But three councilmen — Mr. Riley, Republican George Sarantou, and independent D. Michael Collins — said they remained undecided. Republicans Rob Ludeman and Tom Waniewski expressed strong opposition. Most of the concerns centered around the cost of adding more people to the city’s health-care plan.
Mr. Riley said he wants more reassurance from the Bell administration that the policy won’t be too expensive and that adequate procedures will be in place to prevent fraud before he votes for the measure.
Mr. Waniewski went a step further and called the legislation an invitation for “massive fleecing” of taxpayer money.
He said employees potentially could obtain domestic partner benefits for someone they are not really in a relationship with, or could continue to receive the benefits after the relationship ends.
Human Resources Director Ellen Grachek said it is no more likely that domestic partners would obtain benefits improperly than married couples. She said the city conducts periodic audits to ensure employees only receive the benefits for which they and their families are eligible.
Instead of a marriage certificate, employees in domestic partnerships would have to prove they are registered with the city’s voluntary Domestic Partner Registry.
While the city is unsure exactly what the policy change could cost, Ms. Grachek said a maximum of 2 percent of the city’s work force — or 42 people — are expected to enroll. That would cost Toledo $410,000 a year in additional health premiums, she said. However, based on the experiences of other entities with similar policies, that number could be far less.
Councilman Steven Steel indicated the cost of providing health care is unpredictable even under the existing system, because it’s impossible to know how many new dependents an employee will add or remove in a given year.
“No one on council seems concerned about the unpredictability of all of the other benefits,” he said. “A lot of these arguments seem nonsensical to me.”

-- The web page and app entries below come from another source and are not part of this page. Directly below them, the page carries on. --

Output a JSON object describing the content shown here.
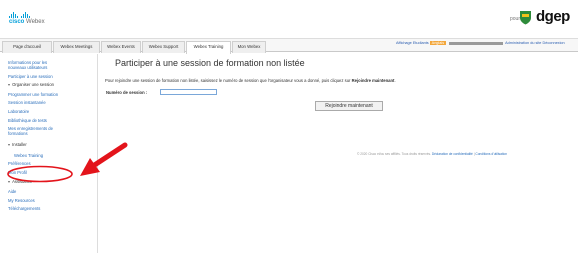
{
  "header": {
    "brand_top": "cisco",
    "brand_product": "Webex",
    "pour": "pour",
    "org_logo": "dgep"
  },
  "tabs": [
    {
      "label": "Page d'accueil"
    },
    {
      "label": "Webex Meetings"
    },
    {
      "label": "Webex Events"
    },
    {
      "label": "Webex Support"
    },
    {
      "label": "Webex Training",
      "active": true
    },
    {
      "label": "Mon Webex"
    }
  ],
  "topbar": {
    "display_label": "Affichage Etudiants",
    "badge": "Anglais",
    "admin_link": "Administration du site",
    "logout_link": "Déconnexion"
  },
  "sidebar": {
    "items": [
      {
        "label": "Informations pour les",
        "type": "link"
      },
      {
        "label": "nouveaux utilisateurs",
        "type": "link"
      },
      {
        "label": "Participer à une session",
        "type": "link"
      },
      {
        "label": "Organiser une session",
        "type": "section"
      },
      {
        "label": "Programmer une formation",
        "type": "link"
      },
      {
        "label": "Session instantanée",
        "type": "link"
      },
      {
        "label": "Laboratoire",
        "type": "link"
      },
      {
        "label": "Bibliothèque de tests",
        "type": "link"
      },
      {
        "label": "Mes enregistrements de",
        "type": "link"
      },
      {
        "label": "formations",
        "type": "link"
      },
      {
        "label": "Installer",
        "type": "section"
      },
      {
        "label": "Webex Training",
        "type": "current"
      },
      {
        "label": "Préférences",
        "type": "link"
      },
      {
        "label": "Mon Profil",
        "type": "link"
      },
      {
        "label": "Assistance",
        "type": "section"
      },
      {
        "label": "Aide",
        "type": "link"
      },
      {
        "label": "My Resources",
        "type": "link"
      },
      {
        "label": "Téléchargements",
        "type": "link"
      }
    ]
  },
  "main": {
    "title": "Participer à une session de formation non listée",
    "desc_prefix": "Pour rejoindre une session de formation non listée, saisissez le numéro de session que l'organisateur vous a donné, puis cliquez sur",
    "desc_bold": "Rejoindre maintenant",
    "session_label": "Numéro de session :",
    "session_value": "",
    "join_button": "Rejoindre maintenant"
  },
  "footer": {
    "copyright": "© 2020 Cisco et/ou ses affiliés. Tous droits réservés.",
    "privacy": "Déclaration de confidentialité",
    "sep": "|",
    "terms": "Conditions d'utilisation"
  },
  "colors": {
    "cisco_blue": "#049fd9",
    "link_blue": "#2a6ebb",
    "annotation_red": "#e3141b",
    "dgep_green": "#2e8b3a"
  }
}
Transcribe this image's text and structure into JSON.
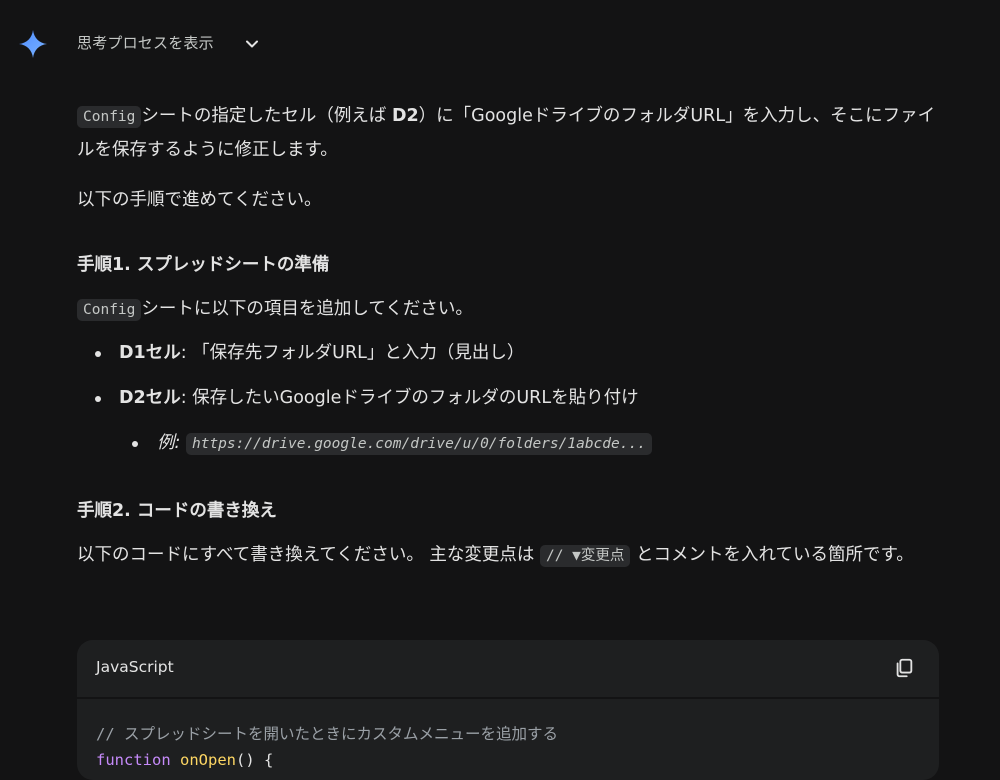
{
  "thinking": {
    "label": "思考プロセスを表示"
  },
  "intro": {
    "code": "Config",
    "text": "シートの指定したセル（例えば ",
    "cell": "D2",
    "text2": "）に「GoogleドライブのフォルダURL」を入力し、そこにファイルを保存するように修正します。"
  },
  "steps_intro": "以下の手順で進めてください。",
  "step1": {
    "heading": "手順1. スプレッドシートの準備",
    "code": "Config",
    "text": "シートに以下の項目を追加してください。",
    "items": [
      {
        "label": "D1セル",
        "text": ": 「保存先フォルダURL」と入力（見出し）"
      },
      {
        "label": "D2セル",
        "text": ": 保存したいGoogleドライブのフォルダのURLを貼り付け"
      }
    ],
    "example": {
      "label": "例:",
      "code": "https://drive.google.com/drive/u/0/folders/1abcde..."
    }
  },
  "step2": {
    "heading": "手順2. コードの書き換え",
    "text_a": "以下のコードにすべて書き換えてください。 主な変更点は ",
    "code": "// ▼変更点",
    "text_b": " とコメントを入れている箇所です。"
  },
  "codeblock": {
    "language": "JavaScript",
    "line1": "// スプレッドシートを開いたときにカスタムメニューを追加する",
    "line2_kw": "function",
    "line2_fn": "onOpen",
    "line2_rest": "() {"
  },
  "icons": {
    "spark": "gemini-spark-icon",
    "chevron": "chevron-down-icon",
    "copy": "copy-icon"
  },
  "colors": {
    "background": "#131314",
    "text": "#e3e3e3",
    "keyword": "#c58af9",
    "function": "#fdd663",
    "comment": "#9aa0a6"
  }
}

Councilmen Ludeman, Sarantou, and Collins also slammed the Bell administration for not bringing up the issue of domestic partner benefits during recent collective-bargaining negotiations.
Their concerns were echoed by Don Czerniak, president of the city’s service workers’ union, AFSCME Local 7, who said he fears the cost of extending health benefits to domestic partners will be pushed along to his members.
Most speakers at the hearing applauded the legislation, however, including several firefighters.
Angela Webber, 33, who has been in a same-sex partnership with a Toledo firefighter for 11 years, said her inability to obtain health-care benefits through the city is unfair and a strain on her family.
Ms. Webber, a recent nursing graduate, is pregnant with her second child and fears the baby could be born after her student health plan expires in August.
“It’s very stressful,” she said. “Anybody could be married and extend benefits to their new spouse, but it’s not an option for our family.”
Louis Escobar, a former city council president who is openly gay, denounced council’s need to even question the benefit extension.
“I am not different from any of you, and to try to use cost as an issue for something that I have a right to is abominable,” he said. “We are American citizens. ... It is your moral obligation to set these things right.”
Contact Claudia Boyd-Barrett at: firstname.lastname@example.org or 419-724-6272.